'Given the price point at which it has been positioned, the Triber is clearly for first-time car buyers, younger millennials and those entering the workforce in cities where cars for mid- and long-haul drives are needed,' says Pavan Lall.
Photographs: Hitesh Harisinghani/Rediff.com
French car-maker Renault's most recent mini crossover best exemplifies what could potentially work for drivers who want a car to navigate busy city roads and congested streets.
The newly launched Triber looks good on the outside, is easy on the wallet, has an above average drivetrain and comes with a suspension that handles pothole-riddled roads with competence.
However, this is not to say that there is no room for improvement in this car.

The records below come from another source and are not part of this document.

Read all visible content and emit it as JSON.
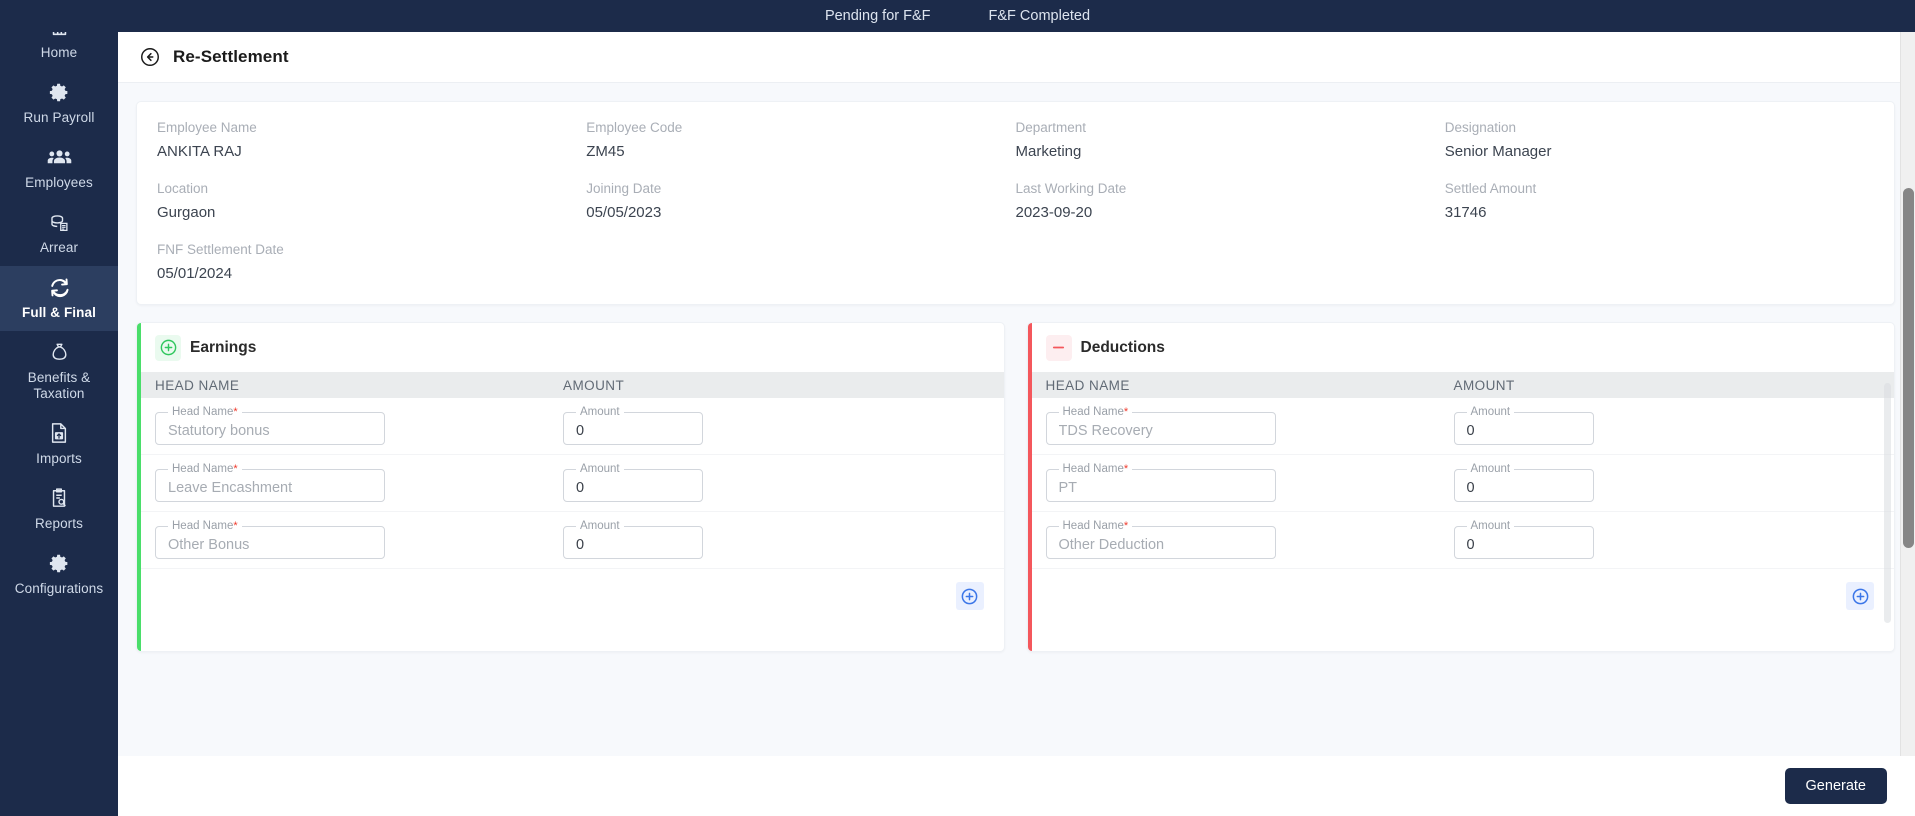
{
  "topbar": {
    "tabs": [
      {
        "label": "Pending for F&F"
      },
      {
        "label": "F&F Completed"
      }
    ]
  },
  "sidebar": {
    "items": [
      {
        "label": "Home",
        "icon": "home-icon",
        "active": false
      },
      {
        "label": "Run Payroll",
        "icon": "gear-icon",
        "active": false
      },
      {
        "label": "Employees",
        "icon": "people-icon",
        "active": false
      },
      {
        "label": "Arrear",
        "icon": "arrear-icon",
        "active": false
      },
      {
        "label": "Full & Final",
        "icon": "refresh-icon",
        "active": true
      },
      {
        "label": "Benefits & Taxation",
        "icon": "moneybag-icon",
        "active": false
      },
      {
        "label": "Imports",
        "icon": "upload-file-icon",
        "active": false
      },
      {
        "label": "Reports",
        "icon": "clipboard-search-icon",
        "active": false
      },
      {
        "label": "Configurations",
        "icon": "gear-icon",
        "active": false
      }
    ]
  },
  "header": {
    "back_icon": "back-arrow-circle-icon",
    "title": "Re-Settlement"
  },
  "employee": {
    "fields": [
      {
        "label": "Employee Name",
        "value": "ANKITA RAJ"
      },
      {
        "label": "Employee Code",
        "value": "ZM45"
      },
      {
        "label": "Department",
        "value": "Marketing"
      },
      {
        "label": "Designation",
        "value": "Senior Manager"
      },
      {
        "label": "Location",
        "value": "Gurgaon"
      },
      {
        "label": "Joining Date",
        "value": "05/05/2023"
      },
      {
        "label": "Last Working Date",
        "value": "2023-09-20"
      },
      {
        "label": "Settled Amount",
        "value": "31746"
      },
      {
        "label": "FNF Settlement Date",
        "value": "05/01/2024"
      }
    ]
  },
  "earnings": {
    "title": "Earnings",
    "badge_icon": "plus-circle-icon",
    "accent_color": "#4ade6a",
    "columns": {
      "head_name": "HEAD NAME",
      "amount": "AMOUNT"
    },
    "field_labels": {
      "head_name": "Head Name",
      "amount": "Amount",
      "required_mark": "*"
    },
    "rows": [
      {
        "head_name_placeholder": "Statutory bonus",
        "head_name_value": "",
        "amount_value": "0"
      },
      {
        "head_name_placeholder": "Leave Encashment",
        "head_name_value": "",
        "amount_value": "0"
      },
      {
        "head_name_placeholder": "Other Bonus",
        "head_name_value": "",
        "amount_value": "0"
      }
    ],
    "add_icon": "plus-circle-icon"
  },
  "deductions": {
    "title": "Deductions",
    "badge_icon": "minus-icon",
    "accent_color": "#f4575c",
    "columns": {
      "head_name": "HEAD NAME",
      "amount": "AMOUNT"
    },
    "field_labels": {
      "head_name": "Head Name",
      "amount": "Amount",
      "required_mark": "*"
    },
    "rows": [
      {
        "head_name_placeholder": "TDS Recovery",
        "head_name_value": "",
        "amount_value": "0"
      },
      {
        "head_name_placeholder": "PT",
        "head_name_value": "",
        "amount_value": "0"
      },
      {
        "head_name_placeholder": "Other Deduction",
        "head_name_value": "",
        "amount_value": "0"
      }
    ],
    "add_icon": "plus-circle-icon"
  },
  "footer": {
    "generate_label": "Generate"
  },
  "colors": {
    "brand_navy": "#1c2b4a",
    "sidebar_active": "#2c3e60",
    "earnings_green": "#4ade6a",
    "deductions_red": "#f4575c",
    "add_blue": "#3b76e8",
    "page_bg": "#f7f9fc"
  }
}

The interiors of the Triber are fairly spartan. The cost-cutting is evident in the choice of plastics, interior trims, and even in functional devices such as the locking widget on the door, which is so small and fragile that getting in and out of the car is a struggle.
The speedometer and dashboard, too, are bare and basic with little to impress the consumer. If there is one singular feature that stands out, it is the way the car looks from the outside.
There's no mistaking the European design cues that Renault has infused into the car. The diamond logo, which occupies centre stage on the grill, is noticeable from a mile away and is in sync with the vehicle's sharply designed headlights.
The large windows that run all around the front and rear seats give the occupants an open-air feeling. There's none of that claustrophobia one experiences in small cars in this league.
There are design cues and odds and ends that clearly endow the Triber with a more rugged "city ute" (city utility vehicle) kind of feel.
These include the runners on the side of the car, the roof rails on top and, of course, the relatively high ground clearance of 182 mm.
Technically, the Triber, which is made on the same platform as the Kwid, is a seven-seater, even if a small one.
The third row of seats, of course, can be laid back and tucked to extend the trunk space. Either which way, this is the Triber's true differentiator at this price.
The idea at Renault clearly was to design the Triber as a smaller compact crossover, which, at sub-four metres, it is.
The version that I drove was kitted with the 1.0-litre diesel engine that lacks zip and dash and feels thrummy and underpowered.
I wonder how it would perform -- especially if loaded with seven commuters and luggage, since the power delivery felt slight and barely managed to do the job with just me in it.
The insides of the Triber will be a matter of individual preference and debatable, depending on what you currently drive.
Some European cars go for soft-touch instrumentation, but that's not the case here. Renault has stuck to plastics -- as mentioned earlier.
And while the techno bits such as the Apple CarPlay, keyless entry and a large eight-inch infotainment screen are great, there are other essentials like the locking buttons that can be hard to spot in the beginning and take a while to get used to.
The top-end model of the Triber comes with front and side airbags, thankfully, and while the overall interiors don't reflect luxury, there is never a sense of fragility when on the road. That's either because of the suspension or the ride quality.
The Triber, which sits between the Kwid and the Duster in the Renault portfolio, is an affordable option for those who have their sights set on a multipurpose vehicle and want to get something different from, say, a Maruti Suzuki Ertiga.
The other plus is that when the last row of seats is removed, the Triber throws up a mind-boggling 600-plus litres of luggage space, which is almost on par with what some larger vans and tempos offer.
This is great news for commuters who fancy a trip to the hills, or the golf course or long drives to neighbouring towns with the family.
So, who is this car meant for? One could argue that any car can be pitched at any consumer.
Given the price point at which it has been positioned, the Triber is clearly for first-time car buyers, younger millennials and those entering the workforce in cities where cars for mid- and long-haul drives are needed.
Renault, which has had a fair measure of success with its Duster SUV and Renault Logan in the past, has built a reputation for no-frills cars that hold up well on Indian roads and offer value for money.
The Triber also does precisely this. Nothing more, nothing less.
Pavan Lall is a feature writer at Business Standard.